- [INSTRUCTIONS FOR THE TASK]
Go through the data below and gather each line containing "title".
(INFORMATION)
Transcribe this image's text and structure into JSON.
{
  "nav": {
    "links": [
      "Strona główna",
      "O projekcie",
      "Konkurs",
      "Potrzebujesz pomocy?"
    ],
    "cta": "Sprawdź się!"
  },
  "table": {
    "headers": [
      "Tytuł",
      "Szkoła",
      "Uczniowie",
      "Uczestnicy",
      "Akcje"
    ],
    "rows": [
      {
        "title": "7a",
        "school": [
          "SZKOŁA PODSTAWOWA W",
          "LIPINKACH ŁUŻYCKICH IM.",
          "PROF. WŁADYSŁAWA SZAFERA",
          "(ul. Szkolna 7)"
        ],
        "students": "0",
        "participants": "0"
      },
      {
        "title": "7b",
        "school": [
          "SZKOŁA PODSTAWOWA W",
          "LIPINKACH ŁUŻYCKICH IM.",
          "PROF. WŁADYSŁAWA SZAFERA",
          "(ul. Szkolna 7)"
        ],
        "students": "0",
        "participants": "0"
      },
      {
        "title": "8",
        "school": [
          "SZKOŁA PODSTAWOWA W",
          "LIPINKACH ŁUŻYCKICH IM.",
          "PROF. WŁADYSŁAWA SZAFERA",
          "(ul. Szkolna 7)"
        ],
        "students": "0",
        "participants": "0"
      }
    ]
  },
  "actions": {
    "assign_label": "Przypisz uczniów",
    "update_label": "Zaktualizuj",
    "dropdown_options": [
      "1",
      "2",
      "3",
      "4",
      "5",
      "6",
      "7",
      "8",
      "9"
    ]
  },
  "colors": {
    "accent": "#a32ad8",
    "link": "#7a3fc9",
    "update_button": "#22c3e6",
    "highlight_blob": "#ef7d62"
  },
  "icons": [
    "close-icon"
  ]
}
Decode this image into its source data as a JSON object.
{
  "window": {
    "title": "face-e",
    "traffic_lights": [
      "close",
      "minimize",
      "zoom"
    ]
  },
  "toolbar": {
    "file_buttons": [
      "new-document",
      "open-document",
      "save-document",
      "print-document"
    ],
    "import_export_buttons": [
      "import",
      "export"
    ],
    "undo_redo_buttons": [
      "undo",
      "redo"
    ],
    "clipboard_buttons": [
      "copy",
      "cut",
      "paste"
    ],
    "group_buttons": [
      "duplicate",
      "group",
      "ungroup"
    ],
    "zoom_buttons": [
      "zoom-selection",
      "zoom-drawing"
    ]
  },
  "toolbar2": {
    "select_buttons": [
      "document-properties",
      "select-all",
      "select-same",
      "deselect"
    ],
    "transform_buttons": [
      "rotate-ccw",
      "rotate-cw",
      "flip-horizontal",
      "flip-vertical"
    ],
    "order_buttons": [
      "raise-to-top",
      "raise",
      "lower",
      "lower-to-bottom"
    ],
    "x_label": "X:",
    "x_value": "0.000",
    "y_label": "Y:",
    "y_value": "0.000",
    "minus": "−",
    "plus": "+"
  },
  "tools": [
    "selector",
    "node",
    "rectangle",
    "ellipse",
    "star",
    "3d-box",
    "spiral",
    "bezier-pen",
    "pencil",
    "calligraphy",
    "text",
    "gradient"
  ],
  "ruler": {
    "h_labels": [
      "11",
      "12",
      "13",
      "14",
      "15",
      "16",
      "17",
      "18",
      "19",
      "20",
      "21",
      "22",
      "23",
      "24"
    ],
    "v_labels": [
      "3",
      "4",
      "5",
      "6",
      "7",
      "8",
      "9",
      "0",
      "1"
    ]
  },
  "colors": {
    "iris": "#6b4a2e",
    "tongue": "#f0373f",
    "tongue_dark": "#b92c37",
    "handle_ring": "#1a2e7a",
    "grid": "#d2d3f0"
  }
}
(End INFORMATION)
- [COMPLETED TASK]
        "title": "7a",
        "title": "7b",
        "title": "8",
    "title": "face-e",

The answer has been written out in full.